Baker (1991) proposed that forest differences observed on either side of a fence were attributable to differences in grazing. The study location is in a subalpine forest on the Pike National Forest adjacent to the fenced boundary of Colorado Springs watershed land. Grazing on the watershed land has been excluded for over a century, and U.S. Forest Service land has had moderate grazing over the same time period. The Forest Service land supports a relatively dense forest comprised primarily of Pinus aristata. The watershed land has a less dense cover composed primarily of Picea engelmannii. Baker (1991) attributed vegetation differences to differential grazing pressure. Additional information suggests an alternate explanation for the vegetation characteristics of this site. In the 1930's, the Forest Service began a program of monitoring areas where trees had been planted or where forest health was a concern. Included in these photographic records is a 1960 photograph of the study area that documents the differences in forest type and cover are related to tree planting activities on the Forest Service side of the fence. The evidence that these trees are planted is based on the linear pattern of trees and a general map that shows where tree planting was done.
You have requested a machine translation of selected content from our databases. This functionality is provided solely for your convenience and is in no way intended to replace human translation. Neither BioOne nor the owners and publishers of the content make, and they explicitly disclaim, any express or implied representations or warranties of any kind, including, without limitation, representations and warranties as to the functionality of the translation feature or the accuracy or completeness of the translations.

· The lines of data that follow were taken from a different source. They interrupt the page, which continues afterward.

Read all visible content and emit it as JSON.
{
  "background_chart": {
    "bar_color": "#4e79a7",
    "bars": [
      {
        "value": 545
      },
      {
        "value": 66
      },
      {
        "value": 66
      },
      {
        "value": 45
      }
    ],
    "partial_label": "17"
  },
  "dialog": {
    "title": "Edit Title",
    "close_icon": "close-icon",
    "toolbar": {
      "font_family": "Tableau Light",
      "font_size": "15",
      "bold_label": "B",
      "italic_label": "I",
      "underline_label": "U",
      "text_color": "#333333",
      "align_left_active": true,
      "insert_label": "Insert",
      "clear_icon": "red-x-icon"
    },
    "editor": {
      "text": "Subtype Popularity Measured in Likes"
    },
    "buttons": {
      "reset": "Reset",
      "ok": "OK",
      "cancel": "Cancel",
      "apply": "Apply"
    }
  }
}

Translations are not retained in our system. Your use of this feature and the translations is subject to all use restrictions contained in the Terms and Conditions of Use of the BioOne website.
Vol. 55 • No. 4